Doing away with the conventional methods, RIM is forced to test their creativity and try to generate some buzz that the company has been lacking the last year and a half. While Apple and Samsung hold the majority in the Smartphone market with their respective flagship devices the iPhone 5 and Galaxy S3, they are also in the process of suing each other for patent and copyright concerns.
While the two giants of the industry are busy in the courts, RIM has been appealing to app developers. RIM has given the incentive that if an app you create earns $1000 of sales then RIM will pay you $10,000. Doing away with the conventional methods, RIM is forced to test their creativity and try to generate some buzz that the company has been lacking the last year and a half.
In the world of technology, time can be your worst enemy, and Research in Motion is learning that the hard way. In an effort to make sure the Blackberry 10 operating system is fully tested and ready on release, RIM has continued to announce the delays of the Blackberry 10 devices. The devices were once rumored to arrive in mid 2012, and then expected in time for the holiday season, but unfortunately they were a no show. Currently the device’s anticipated release is within the first 3 months of 2013. Missing the 2012 holiday season, a time when consumer electronic sales are at their highest, is a big risk for a company so desperate for sales.
Thorsten Heins remains supportive of delaying the new operating system by saying, “We’re not just building an update of Blackberry 7, we’re building a whole new mobile computing platform. Don’t underestimate the dynamic that this platform is going to create in the market.” Research In Motion now faces the challenge of not only rolling out its new lineup of devices while they still can create a buzz, but they also face the challenge of changing the tech world’s perception of BlackBerry devices. The brand power of BlackBerry has been plummeting fast from once a status symbol of the business elite to a horrible review in the New York Times last month (October 2012), saying BlackBerry devices were a source of embarrassment to their owners.
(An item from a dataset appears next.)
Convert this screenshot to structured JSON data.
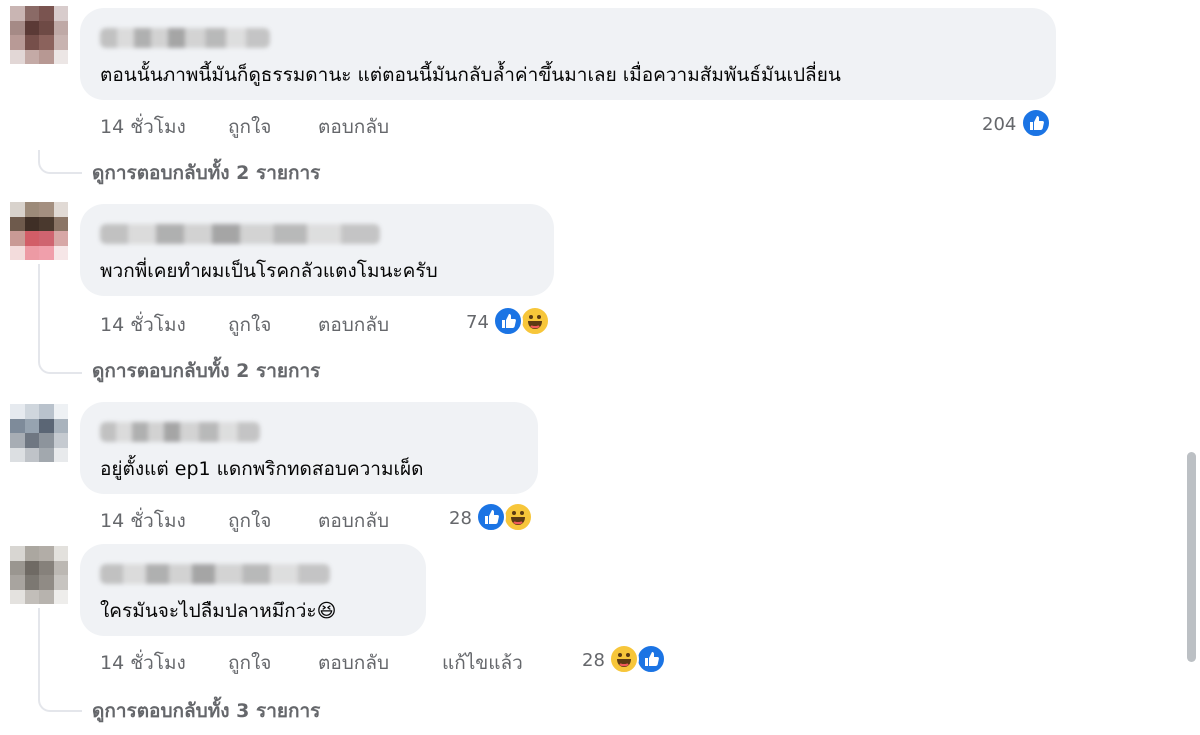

Though CEO Thorsten Heins has been nothing but optimistic with over 80 million users still using BlackBerry devices around the world, the company can nevertheless make a comeback. If the BlackBerry 10 devices fail to create the kind of buzz around their devices such as Apple and Samsung have in recent memory, it could spell the end for Research in Motion.